Next we roasted up some asparagus and then dressed it with a viniagrette. Very yummy, I used a grain mustard hear to give the dish some texture. The idea here is once you roast the asparagus you finish it off in a viniagrette back under the oven. The result is a very flavorful dish.



It's been cold here lately, and I had to make a soup. Working within calorie constraints I made a delightful vegetable soup. I was a bit worried when I started that all of the vegetables seemed to sit above the liquids but after a few hours of cooking the veggies finally cooked down, I think we could have used a bit more liquid as well as seasoning (I think I'd add a bit of cinnamon and a touch of cumin to improve the taste). The shear volume of healthy vegetables here really make this a powerhouse of healthy.

Finally dessert. My wife has a bit of a sweet tooth, so I made a batch of this nutty trail mix hoping that it would provide enough of the "sweet" component that she didn't feel like she was giving up too much on this gluten free diet. I got to break out the candy thermometer again to test for "soft ball" consistency with my sugars. The end result is actually a very yummy (albeit calorie laden) dessert.

Ok so, now that I've described the bento. For those that are still following, why gluten free? Well gluten free diets have been shown to be successful in helping with certain conditions among them: autism, digestive problems, migraines, nutrition absorbtion, hormonal imbalance, the list really goes forever. Whether or not gluten free fixes this, well my jury is still out however, it's worth a shot. I know a friend that put his child, who was mildly autistic, on the diet and has seen wonders occur.
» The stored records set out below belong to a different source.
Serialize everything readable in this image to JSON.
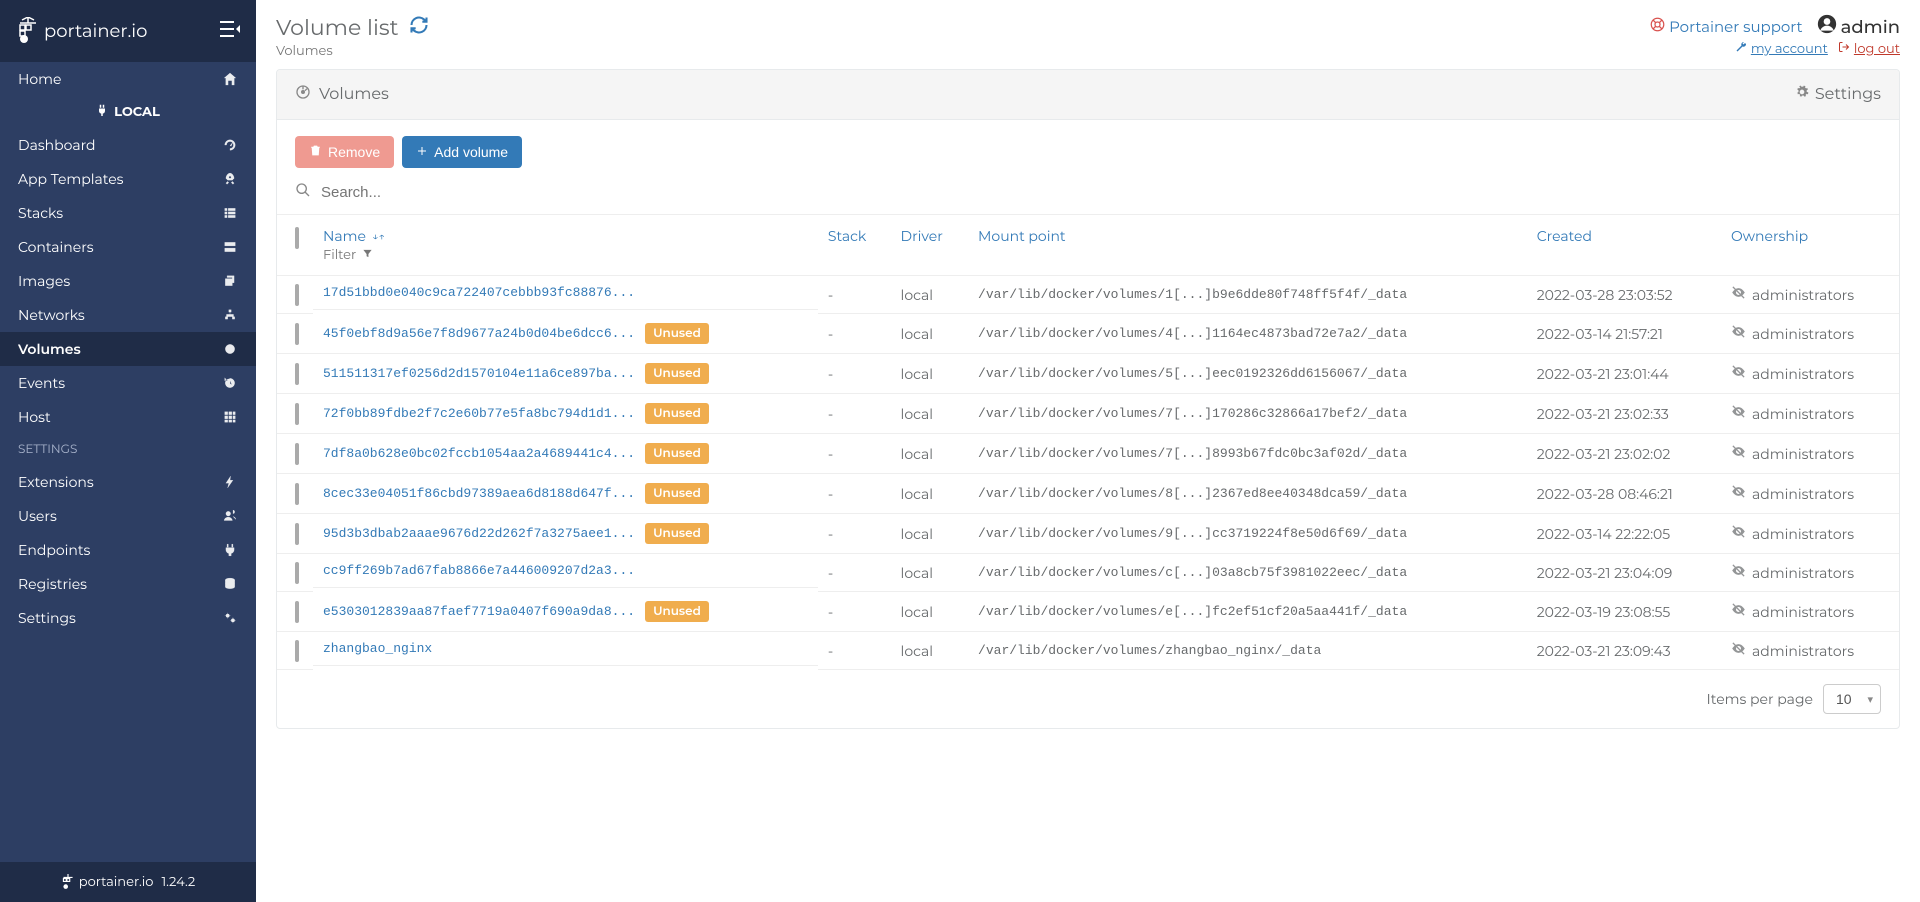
{
  "logo_text": "portainer.io",
  "version": "1.24.2",
  "sidebar": {
    "home": "Home",
    "section": "LOCAL",
    "items": [
      {
        "label": "Dashboard",
        "icon": "tachometer-icon"
      },
      {
        "label": "App Templates",
        "icon": "rocket-icon"
      },
      {
        "label": "Stacks",
        "icon": "th-list-icon"
      },
      {
        "label": "Containers",
        "icon": "server-icon"
      },
      {
        "label": "Images",
        "icon": "clone-icon"
      },
      {
        "label": "Networks",
        "icon": "sitemap-icon"
      },
      {
        "label": "Volumes",
        "icon": "hdd-icon",
        "active": true
      },
      {
        "label": "Events",
        "icon": "history-icon"
      },
      {
        "label": "Host",
        "icon": "th-icon"
      }
    ],
    "settings_label": "SETTINGS",
    "settings_items": [
      {
        "label": "Extensions",
        "icon": "bolt-icon"
      },
      {
        "label": "Users",
        "icon": "users-icon"
      },
      {
        "label": "Endpoints",
        "icon": "plug-icon"
      },
      {
        "label": "Registries",
        "icon": "database-icon"
      },
      {
        "label": "Settings",
        "icon": "cogs-icon"
      }
    ]
  },
  "header": {
    "title": "Volume list",
    "breadcrumb": "Volumes",
    "support": "Portainer support",
    "username": "admin",
    "my_account": "my account",
    "logout": "log out"
  },
  "panel": {
    "title": "Volumes",
    "settings": "Settings",
    "remove": "Remove",
    "add": "Add volume",
    "search_placeholder": "Search...",
    "columns": {
      "name": "Name",
      "filter": "Filter",
      "stack": "Stack",
      "driver": "Driver",
      "mount": "Mount point",
      "created": "Created",
      "ownership": "Ownership"
    },
    "unused_badge": "Unused",
    "items_per_page_label": "Items per page",
    "items_per_page_value": "10"
  },
  "rows": [
    {
      "name": "17d51bbd0e040c9ca722407cebbb93fc88876...",
      "unused": false,
      "stack": "-",
      "driver": "local",
      "mount": "/var/lib/docker/volumes/1[...]b9e6dde80f748ff5f4f/_data",
      "created": "2022-03-28 23:03:52",
      "ownership": "administrators"
    },
    {
      "name": "45f0ebf8d9a56e7f8d9677a24b0d04be6dcc6...",
      "unused": true,
      "stack": "-",
      "driver": "local",
      "mount": "/var/lib/docker/volumes/4[...]1164ec4873bad72e7a2/_data",
      "created": "2022-03-14 21:57:21",
      "ownership": "administrators"
    },
    {
      "name": "511511317ef0256d2d1570104e11a6ce897ba...",
      "unused": true,
      "stack": "-",
      "driver": "local",
      "mount": "/var/lib/docker/volumes/5[...]eec0192326dd6156067/_data",
      "created": "2022-03-21 23:01:44",
      "ownership": "administrators"
    },
    {
      "name": "72f0bb89fdbe2f7c2e60b77e5fa8bc794d1d1...",
      "unused": true,
      "stack": "-",
      "driver": "local",
      "mount": "/var/lib/docker/volumes/7[...]170286c32866a17bef2/_data",
      "created": "2022-03-21 23:02:33",
      "ownership": "administrators"
    },
    {
      "name": "7df8a0b628e0bc02fccb1054aa2a4689441c4...",
      "unused": true,
      "stack": "-",
      "driver": "local",
      "mount": "/var/lib/docker/volumes/7[...]8993b67fdc0bc3af02d/_data",
      "created": "2022-03-21 23:02:02",
      "ownership": "administrators"
    },
    {
      "name": "8cec33e04051f86cbd97389aea6d8188d647f...",
      "unused": true,
      "stack": "-",
      "driver": "local",
      "mount": "/var/lib/docker/volumes/8[...]2367ed8ee40348dca59/_data",
      "created": "2022-03-28 08:46:21",
      "ownership": "administrators"
    },
    {
      "name": "95d3b3dbab2aaae9676d22d262f7a3275aee1...",
      "unused": true,
      "stack": "-",
      "driver": "local",
      "mount": "/var/lib/docker/volumes/9[...]cc3719224f8e50d6f69/_data",
      "created": "2022-03-14 22:22:05",
      "ownership": "administrators"
    },
    {
      "name": "cc9ff269b7ad67fab8866e7a446009207d2a3...",
      "unused": false,
      "stack": "-",
      "driver": "local",
      "mount": "/var/lib/docker/volumes/c[...]03a8cb75f3981022eec/_data",
      "created": "2022-03-21 23:04:09",
      "ownership": "administrators"
    },
    {
      "name": "e5303012839aa87faef7719a0407f690a9da8...",
      "unused": true,
      "stack": "-",
      "driver": "local",
      "mount": "/var/lib/docker/volumes/e[...]fc2ef51cf20a5aa441f/_data",
      "created": "2022-03-19 23:08:55",
      "ownership": "administrators"
    },
    {
      "name": "zhangbao_nginx",
      "unused": false,
      "stack": "-",
      "driver": "local",
      "mount": "/var/lib/docker/volumes/zhangbao_nginx/_data",
      "created": "2022-03-21 23:09:43",
      "ownership": "administrators"
    }
  ]
}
The idea here is that we as humans were not made to digest wheat, we don't have the luxury of 4 stomachs like cows do. In fact, the undigested parts of wheat wreak havoc on our digestive systems. There have been studies of how more primative cultures did not contract modern diseases (diabetes, heart risks etc) until refined wheat was introduced by the modern world. Alternative studies show that gluten acts much like drugs on certain younger children and actually perpetuates cycles of bad development in young children. Believe me, I've read up on as much as I could in one weeks worth of time, I think there might be something to follow here, sure some of it might be speculation. Is this propoganda true? I don't know, I'm simply a humble cook trying to experiment and keep the family healthy. So if that means I get to learn to bake without flour and cook around constraints, then I take it as a challenge as cook and hopefully it'll be an adventure you'll enjoy reading about as I try to tackle it.
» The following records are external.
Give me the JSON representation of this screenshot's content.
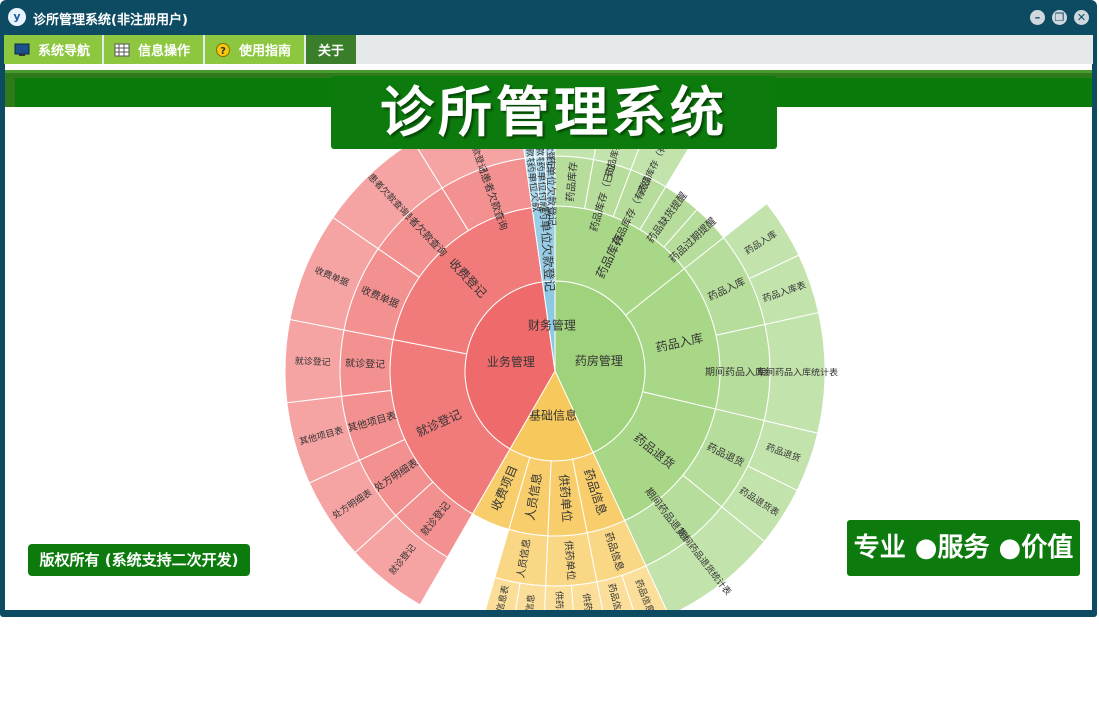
{
  "window": {
    "title": "诊所管理系统(非注册用户)",
    "app_icon": "y"
  },
  "menu": [
    {
      "label": "系统导航",
      "icon": "monitor-icon"
    },
    {
      "label": "信息操作",
      "icon": "grid-icon"
    },
    {
      "label": "使用指南",
      "icon": "help-icon"
    },
    {
      "label": "关于",
      "icon": ""
    }
  ],
  "banner": "诊所管理系统",
  "copyright": "版权所有 (系统支持二次开发)",
  "slogan": "专业 ●服务 ●价值",
  "colors": {
    "pharmacy": "#9fd27b",
    "finance": "#8ec9e4",
    "business": "#ef6b6b",
    "basic": "#f7c95c"
  },
  "sunburst": [
    {
      "label": "药房管理",
      "color": "pharmacy",
      "children": [
        {
          "label": "药品库存",
          "children": [
            {
              "label": "药品库存",
              "leaves": [
                "药品库存"
              ]
            },
            {
              "label": "药品库存（已过期）",
              "leaves": [
                "药品库存（已过期）"
              ]
            },
            {
              "label": "药品库存（有效期内）",
              "leaves": [
                "药品库存（有效期内）"
              ]
            },
            {
              "label": "药品缺货提醒",
              "leaves": []
            },
            {
              "label": "药品过期提醒",
              "leaves": []
            }
          ]
        },
        {
          "label": "药品入库",
          "children": [
            {
              "label": "药品入库",
              "leaves": [
                "药品入库",
                "药品入库表"
              ]
            },
            {
              "label": "期间药品入库统计",
              "leaves": [
                "期间药品入库统计表"
              ]
            }
          ]
        },
        {
          "label": "药品退货",
          "children": [
            {
              "label": "药品退货",
              "leaves": [
                "药品退货",
                "药品退货表"
              ]
            },
            {
              "label": "期间药品退货统计",
              "leaves": [
                "期间药品退货统计表"
              ]
            }
          ]
        }
      ]
    },
    {
      "label": "基础信息",
      "color": "basic",
      "children": [
        {
          "label": "药品信息",
          "children": [
            {
              "label": "药品信息",
              "leaves": [
                "药品信息",
                "药品信息表"
              ]
            }
          ]
        },
        {
          "label": "供药单位",
          "children": [
            {
              "label": "供药单位",
              "leaves": [
                "供药单位",
                "供药单位表"
              ]
            }
          ]
        },
        {
          "label": "人员信息",
          "children": [
            {
              "label": "人员信息",
              "leaves": [
                "人员信息",
                "人员信息表"
              ]
            }
          ]
        },
        {
          "label": "收费项目",
          "children": []
        }
      ]
    },
    {
      "label": "业务管理",
      "color": "business",
      "children": [
        {
          "label": "就诊登记",
          "children": [
            {
              "label": "就诊登记",
              "leaves": [
                "就诊登记"
              ]
            },
            {
              "label": "处方明细表",
              "leaves": [
                "处方明细表"
              ]
            },
            {
              "label": "其他项目表",
              "leaves": [
                "其他项目表"
              ]
            },
            {
              "label": "就诊登记",
              "leaves": [
                "就诊登记"
              ]
            }
          ]
        },
        {
          "label": "收费登记",
          "children": [
            {
              "label": "收费单据",
              "leaves": [
                "收费单据"
              ]
            },
            {
              "label": "患者欠款查询",
              "leaves": [
                "患者欠款查询"
              ]
            },
            {
              "label": "期间患者欠款查询",
              "leaves": [
                "患者付欠款登记"
              ]
            }
          ]
        }
      ]
    },
    {
      "label": "财务管理",
      "color": "finance",
      "children": [
        {
          "label": "供药单位欠款登记",
          "children": [
            {
              "label": "供药单位欠款",
              "leaves": [
                "供药单位欠款"
              ]
            },
            {
              "label": "供药单位付款",
              "leaves": [
                "供药单位付款"
              ]
            },
            {
              "label": "付供药单位欠款登记",
              "leaves": [
                "付供药单位欠款登记"
              ]
            }
          ]
        }
      ]
    }
  ]
}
Box contents
  • Cheesy Chicken bake over gluten free pasta
  • Roasted asparagus with Mustard dressing
  • Vegetable soup
  • Multi-Nut trail mix